Web page and app entries:
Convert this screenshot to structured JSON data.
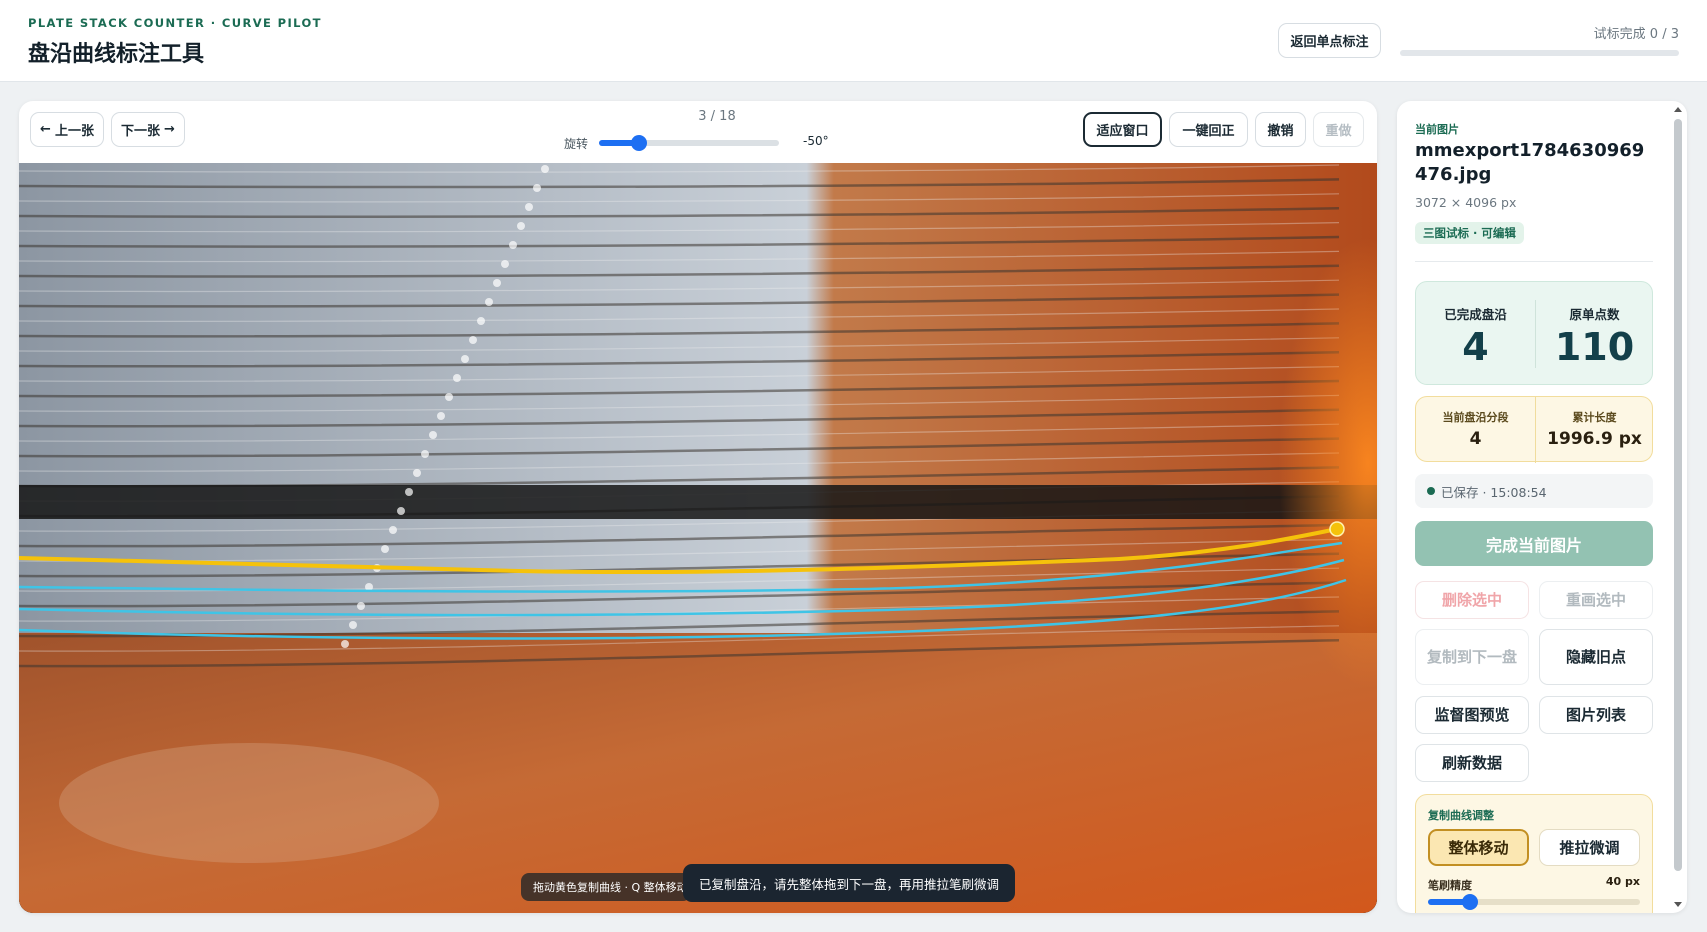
{
  "header": {
    "kicker": "PLATE STACK COUNTER · CURVE PILOT",
    "title": "盘沿曲线标注工具",
    "back_button": "返回单点标注",
    "trial_status": "试标完成 0 / 3",
    "trial_progress": 0
  },
  "toolbar": {
    "prev_label": "上一张",
    "next_label": "下一张",
    "counter": "3 / 18",
    "rotate_label": "旋转",
    "rotate_value": "-50°",
    "rotate_min": -90,
    "rotate_max": 90,
    "rotate_current": -50,
    "fit_label": "适应窗口",
    "reset_label": "一键回正",
    "undo_label": "撤销",
    "redo_label": "重做"
  },
  "canvas": {
    "hint_text": "拖动黄色复制曲线 · Q 整体移动",
    "toast_text": "已复制盘沿，请先整体拖到下一盘，再用推拉笔刷微调",
    "colors": {
      "active_curve": "#f5c20b",
      "done_curve": "#3fc4e6"
    }
  },
  "side": {
    "current_kicker": "当前图片",
    "file_name": "mmexport1784630969476.jpg",
    "file_dim": "3072 × 4096 px",
    "file_badge": "三图试标 · 可编辑",
    "stats": {
      "done_label": "已完成盘沿",
      "done_value": "4",
      "points_label": "原单点数",
      "points_value": "110",
      "segments_label": "当前盘沿分段",
      "segments_value": "4",
      "length_label": "累计长度",
      "length_value": "1996.9 px"
    },
    "saved_text": "已保存 · 15:08:54",
    "finish_button": "完成当前图片",
    "buttons": {
      "delete_selected": "删除选中",
      "redraw_selected": "重画选中",
      "copy_next": "复制到下一盘",
      "hide_old": "隐藏旧点",
      "supervise_preview": "监督图预览",
      "image_list": "图片列表",
      "refresh_data": "刷新数据"
    },
    "adjust": {
      "title": "复制曲线调整",
      "move_all": "整体移动",
      "push_pull": "推拉微调",
      "brush_label": "笔刷精度",
      "brush_value": "40 px",
      "brush_min": 0,
      "brush_max": 200,
      "brush_current": 40
    }
  }
}
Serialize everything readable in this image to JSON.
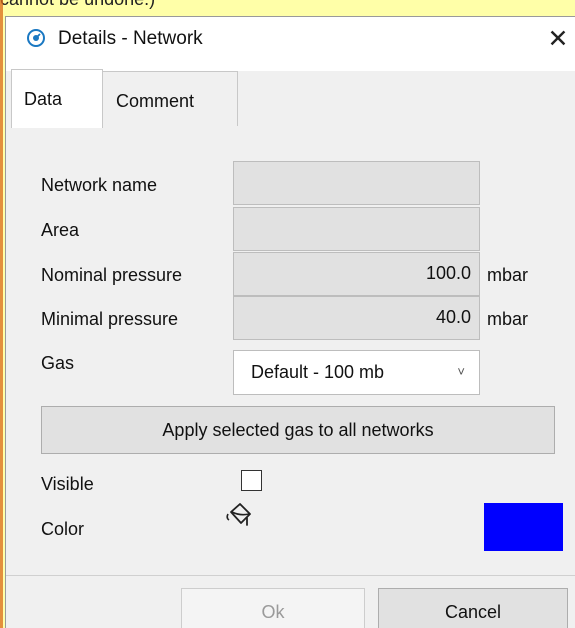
{
  "background": {
    "partial_text": "cannot be undone.)"
  },
  "window": {
    "title": "Details - Network",
    "close_glyph": "✕",
    "icon": "network-details-icon"
  },
  "tabs": [
    {
      "label": "Data",
      "active": true
    },
    {
      "label": "Comment",
      "active": false
    }
  ],
  "form": {
    "network_name": {
      "label": "Network name",
      "value": ""
    },
    "area": {
      "label": "Area",
      "value": ""
    },
    "nominal_pressure": {
      "label": "Nominal pressure",
      "value": "100.0",
      "unit": "mbar"
    },
    "minimal_pressure": {
      "label": "Minimal pressure",
      "value": "40.0",
      "unit": "mbar"
    },
    "gas": {
      "label": "Gas",
      "selected": "Default - 100 mb",
      "chevron": "˅"
    },
    "apply_button": "Apply selected gas to all networks",
    "visible": {
      "label": "Visible",
      "checked": false
    },
    "color": {
      "label": "Color",
      "value": "#0000ff",
      "icon": "paint-bucket-icon"
    }
  },
  "buttons": {
    "ok": "Ok",
    "cancel": "Cancel"
  },
  "colors": {
    "dialog_bg": "#f0f0f0",
    "field_bg": "#e1e1e1",
    "swatch": "#0000ff",
    "outer_bg": "#ffffa8"
  }
}
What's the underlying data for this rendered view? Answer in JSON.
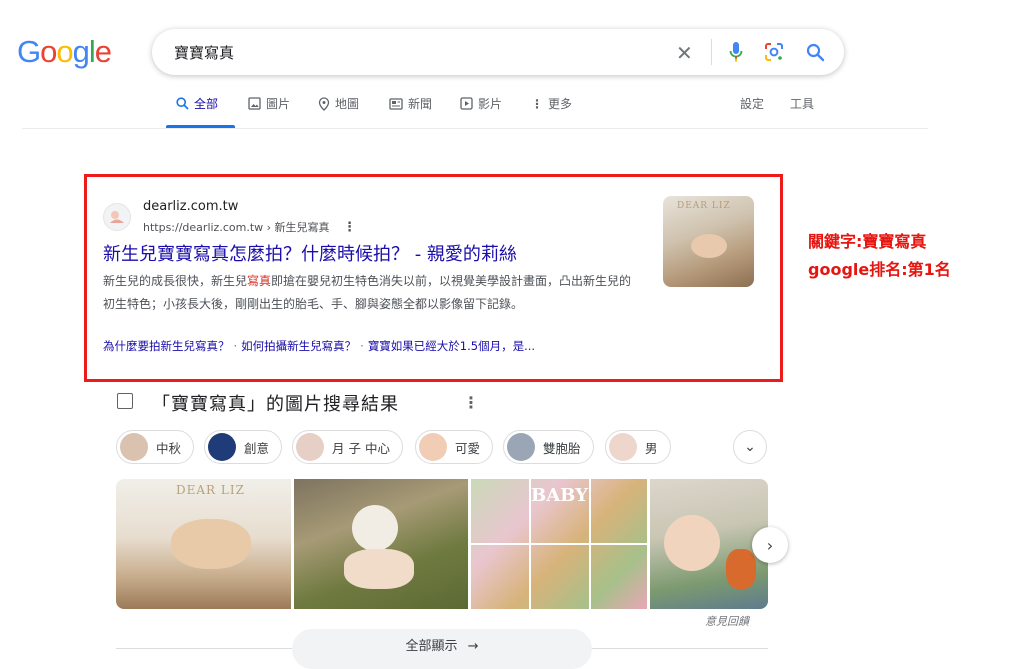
{
  "logo": {
    "letters": [
      "G",
      "o",
      "o",
      "g",
      "l",
      "e"
    ],
    "colors": [
      "#4285F4",
      "#EA4335",
      "#FBBC05",
      "#4285F4",
      "#34A853",
      "#EA4335"
    ]
  },
  "search": {
    "query": "寶寶寫真",
    "clear_icon": "close-icon",
    "mic_icon": "mic-icon",
    "lens_icon": "lens-icon",
    "search_icon": "search-icon"
  },
  "tabs": [
    {
      "label": "全部",
      "icon": "search-icon",
      "active": true
    },
    {
      "label": "圖片",
      "icon": "image-icon"
    },
    {
      "label": "地圖",
      "icon": "pin-icon"
    },
    {
      "label": "新聞",
      "icon": "news-icon"
    },
    {
      "label": "影片",
      "icon": "play-icon"
    },
    {
      "label": "更多",
      "icon": "more-vert-icon"
    }
  ],
  "settings": {
    "label": "設定"
  },
  "tools": {
    "label": "工具"
  },
  "result": {
    "site_name": "dearliz.com.tw",
    "url": "https://dearliz.com.tw",
    "breadcrumb": "新生兒寫真",
    "title": "新生兒寶寶寫真怎麼拍？什麼時候拍？ - 親愛的莉絲",
    "snippet_a": "新生兒的成長很快，新生兒",
    "snippet_em": "寫真",
    "snippet_b": "即搶在嬰兒初生特色消失以前，以視覺美學設計畫面，凸出新生兒的初生特色；小孩長大後，剛剛出生的胎毛、手、腳與姿態全都以影像留下記錄。",
    "sitelinks": [
      "為什麼要拍新生兒寫真？",
      "如何拍攝新生兒寫真？",
      "寶寶如果已經大於1.5個月，是..."
    ],
    "thumb_text": "DEAR LIZ"
  },
  "annotation": {
    "line1": "關鍵字:寶寶寫真",
    "line2": "google排名:第1名"
  },
  "images": {
    "heading": "「寶寶寫真」的圖片搜尋結果",
    "chips": [
      "中秋",
      "創意",
      "月 子 中心",
      "可愛",
      "雙胞胎",
      "男"
    ],
    "photo_texts": [
      "DEAR LIZ",
      "",
      "BABY",
      ""
    ],
    "feedback": "意見回饋",
    "show_all": "全部顯示"
  },
  "colors": {
    "link": "#1a0dab",
    "annotation": "#e8140f",
    "highlight_box": "#ee1b1b"
  }
}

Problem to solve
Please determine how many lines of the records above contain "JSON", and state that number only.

The answer
3